I make no apologies for the rant. It really annoys me when people study for years, work their asses off and develop a new product only to have other, supposedly intelligent, people try and shoot it down with their pre-concieved notions whilst feeling really smug that they have spotted something that the designer has most likely already sorted out.
Originally Posted by jrbroad77
The real question: Since they hypothetically would use renewable energy to compress the air at "gas stations", is this compressed air system more efficient on a "well-to-wheel" basis than the same motorcycle powered by a small electric motor and some Lithium ion batteries? My guess is no, since they use the electricity to compress the air, which somehow powers the bike. While this is an interesting concept it seems a lot like hydrogen-combustion (or fuel-cell) vehicles, too much energy conversion steps to be practical. Overall electric and hybrid are much more plausible (and efficient).
The big problem with electric vehicles at the moment is the batteries.
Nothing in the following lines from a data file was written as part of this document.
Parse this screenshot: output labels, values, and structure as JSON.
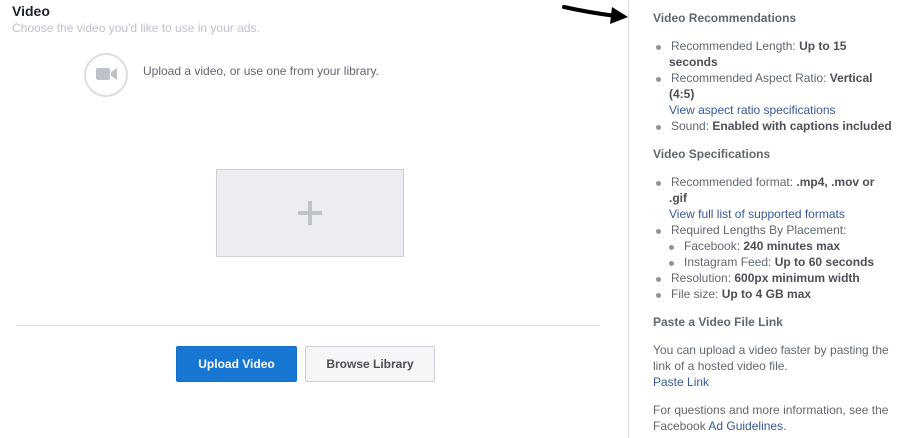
{
  "video": {
    "title": "Video",
    "subtitle": "Choose the video you'd like to use in your ads.",
    "upload_hint": "Upload a video, or use one from your library.",
    "camera_icon": "video-camera-icon",
    "add_icon": "plus-icon",
    "buttons": {
      "upload": "Upload Video",
      "browse": "Browse Library"
    }
  },
  "recommendations": {
    "title": "Video Recommendations",
    "length_label": "Recommended Length: ",
    "length_value_1": "Up to 15",
    "length_value_2": "seconds",
    "aspect_label": "Recommended Aspect Ratio: ",
    "aspect_value_1": "Vertical",
    "aspect_value_2": "(4:5)",
    "aspect_link": "View aspect ratio specifications",
    "sound_label": "Sound: ",
    "sound_value": "Enabled with captions included"
  },
  "specifications": {
    "title": "Video Specifications",
    "format_label": "Recommended format: ",
    "format_value_1": ".mp4, .mov or",
    "format_value_2": ".gif",
    "formats_link": "View full list of supported formats",
    "lengths_label": "Required Lengths By Placement:",
    "facebook_label": "Facebook: ",
    "facebook_value": "240 minutes max",
    "instagram_label": "Instagram Feed: ",
    "instagram_value": "Up to 60 seconds",
    "resolution_label": "Resolution: ",
    "resolution_value": "600px minimum width",
    "filesize_label": "File size: ",
    "filesize_value": "Up to 4 GB max"
  },
  "paste_link": {
    "title": "Paste a Video File Link",
    "text_1": "You can upload a video faster by pasting the",
    "text_2": "link of a hosted video file.",
    "link": "Paste Link"
  },
  "footer": {
    "text_1": "For questions and more information, see the",
    "text_2_prefix": "Facebook ",
    "guidelines_link": "Ad Guidelines",
    "text_2_suffix": "."
  },
  "annotation": {
    "arrow_icon": "arrow-pointer-icon"
  },
  "colors": {
    "primary_button": "#1877d2",
    "link": "#385898",
    "muted_text": "#606770"
  }
}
They contain some nasty chemicals and are not really that good in terms of performance. If we could replace them, for example with graphene super capacitors, then yes, electric vehicles would be the solution.
Originally Posted by Petrol
The irony is they already do sell compressed propane at a lot of gas stations and it will run your car with zero emissions just the same.
C3H8 + 5 O2 = 3 CO2
+ 4 H2O
So whilst it will avoid all the NOx and SOx emissions from gas and diesel it will still be emitting CO2, so it can't be said to be zero emissions. Plus propane is still (mostly) derrived from fossil fuels, the whole point is to move away from them.